**Exercise:** Every line below needs to be reproduced exactly.

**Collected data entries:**

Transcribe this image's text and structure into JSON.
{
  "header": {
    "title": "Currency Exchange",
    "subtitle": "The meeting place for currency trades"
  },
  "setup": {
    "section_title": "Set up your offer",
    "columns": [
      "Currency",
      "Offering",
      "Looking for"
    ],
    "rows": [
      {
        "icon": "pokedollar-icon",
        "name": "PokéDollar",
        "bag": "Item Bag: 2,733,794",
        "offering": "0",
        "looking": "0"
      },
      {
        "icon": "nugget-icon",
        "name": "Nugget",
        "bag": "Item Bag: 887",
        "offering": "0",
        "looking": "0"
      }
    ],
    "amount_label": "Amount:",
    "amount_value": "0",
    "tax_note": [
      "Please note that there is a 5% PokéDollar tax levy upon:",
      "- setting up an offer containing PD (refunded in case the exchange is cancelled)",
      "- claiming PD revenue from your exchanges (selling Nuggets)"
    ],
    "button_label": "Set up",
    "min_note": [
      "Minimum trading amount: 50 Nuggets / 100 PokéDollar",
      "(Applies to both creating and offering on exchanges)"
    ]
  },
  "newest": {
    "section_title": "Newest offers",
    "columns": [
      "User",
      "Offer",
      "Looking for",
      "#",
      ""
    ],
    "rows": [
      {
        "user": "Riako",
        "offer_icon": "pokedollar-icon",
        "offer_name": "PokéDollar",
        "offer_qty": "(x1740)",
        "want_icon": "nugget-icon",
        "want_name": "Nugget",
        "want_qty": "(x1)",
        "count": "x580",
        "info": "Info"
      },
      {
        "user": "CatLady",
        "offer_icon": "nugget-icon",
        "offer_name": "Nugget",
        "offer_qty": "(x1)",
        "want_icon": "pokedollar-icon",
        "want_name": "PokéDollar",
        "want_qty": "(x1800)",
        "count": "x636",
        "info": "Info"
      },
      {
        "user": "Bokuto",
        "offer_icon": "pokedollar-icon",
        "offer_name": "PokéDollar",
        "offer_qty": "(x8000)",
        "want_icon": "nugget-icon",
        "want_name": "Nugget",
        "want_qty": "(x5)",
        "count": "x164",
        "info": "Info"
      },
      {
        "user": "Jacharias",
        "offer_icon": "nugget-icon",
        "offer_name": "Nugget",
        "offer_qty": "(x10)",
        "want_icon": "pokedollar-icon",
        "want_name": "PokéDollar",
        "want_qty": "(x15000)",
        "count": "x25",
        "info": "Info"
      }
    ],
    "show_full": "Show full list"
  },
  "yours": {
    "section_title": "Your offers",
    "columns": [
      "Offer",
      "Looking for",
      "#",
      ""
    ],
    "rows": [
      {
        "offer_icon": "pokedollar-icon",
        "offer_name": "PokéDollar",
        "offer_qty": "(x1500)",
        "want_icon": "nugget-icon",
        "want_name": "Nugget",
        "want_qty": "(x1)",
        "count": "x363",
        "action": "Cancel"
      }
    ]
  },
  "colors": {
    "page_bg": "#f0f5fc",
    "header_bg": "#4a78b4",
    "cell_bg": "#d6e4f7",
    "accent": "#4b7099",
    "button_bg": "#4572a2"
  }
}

**Solved problem:**
Transcribe this image's text and structure into JSON.
{
  "header": {
    "title": "Currency Exchange",
    "subtitle": "The meeting place for currency trades"
  },
  "setup": {
    "section_title": "Set up your offer",
    "columns": [
      "Currency",
      "Offering",
      "Looking for"
    ],
    "rows": [
      {
        "icon": "pokedollar-icon",
        "name": "PokéDollar",
        "bag": "Item Bag: 2,733,794",
        "offering": "0",
        "looking": "0"
      },
      {
        "icon": "nugget-icon",
        "name": "Nugget",
        "bag": "Item Bag: 887",
        "offering": "0",
        "looking": "0"
      }
    ],
    "amount_label": "Amount:",
    "amount_value": "0",
    "tax_note": [
      "Please note that there is a 5% PokéDollar tax levy upon:",
      "- setting up an offer containing PD (refunded in case the exchange is cancelled)",
      "- claiming PD revenue from your exchanges (selling Nuggets)"
    ],
    "button_label": "Set up",
    "min_note": [
      "Minimum trading amount: 50 Nuggets / 100 PokéDollar",
      "(Applies to both creating and offering on exchanges)"
    ]
  },
  "newest": {
    "section_title": "Newest offers",
    "columns": [
      "User",
      "Offer",
      "Looking for",
      "#",
      ""
    ],
    "rows": [
      {
        "user": "Riako",
        "offer_icon": "pokedollar-icon",
        "offer_name": "PokéDollar",
        "offer_qty": "(x1740)",
        "want_icon": "nugget-icon",
        "want_name": "Nugget",
        "want_qty": "(x1)",
        "count": "x580",
        "info": "Info"
      },
      {
        "user": "CatLady",
        "offer_icon": "nugget-icon",
        "offer_name": "Nugget",
        "offer_qty": "(x1)",
        "want_icon": "pokedollar-icon",
        "want_name": "PokéDollar",
        "want_qty": "(x1800)",
        "count": "x636",
        "info": "Info"
      },
      {
        "user": "Bokuto",
        "offer_icon": "pokedollar-icon",
        "offer_name": "PokéDollar",
        "offer_qty": "(x8000)",
        "want_icon": "nugget-icon",
        "want_name": "Nugget",
        "want_qty": "(x5)",
        "count": "x164",
        "info": "Info"
      },
      {
        "user": "Jacharias",
        "offer_icon": "nugget-icon",
        "offer_name": "Nugget",
        "offer_qty": "(x10)",
        "want_icon": "pokedollar-icon",
        "want_name": "PokéDollar",
        "want_qty": "(x15000)",
        "count": "x25",
        "info": "Info"
      }
    ],
    "show_full": "Show full list"
  },
  "yours": {
    "section_title": "Your offers",
    "columns": [
      "Offer",
      "Looking for",
      "#",
      ""
    ],
    "rows": [
      {
        "offer_icon": "pokedollar-icon",
        "offer_name": "PokéDollar",
        "offer_qty": "(x1500)",
        "want_icon": "nugget-icon",
        "want_name": "Nugget",
        "want_qty": "(x1)",
        "count": "x363",
        "action": "Cancel"
      }
    ]
  },
  "colors": {
    "page_bg": "#f0f5fc",
    "header_bg": "#4a78b4",
    "cell_bg": "#d6e4f7",
    "accent": "#4b7099",
    "button_bg": "#4572a2"
  }
}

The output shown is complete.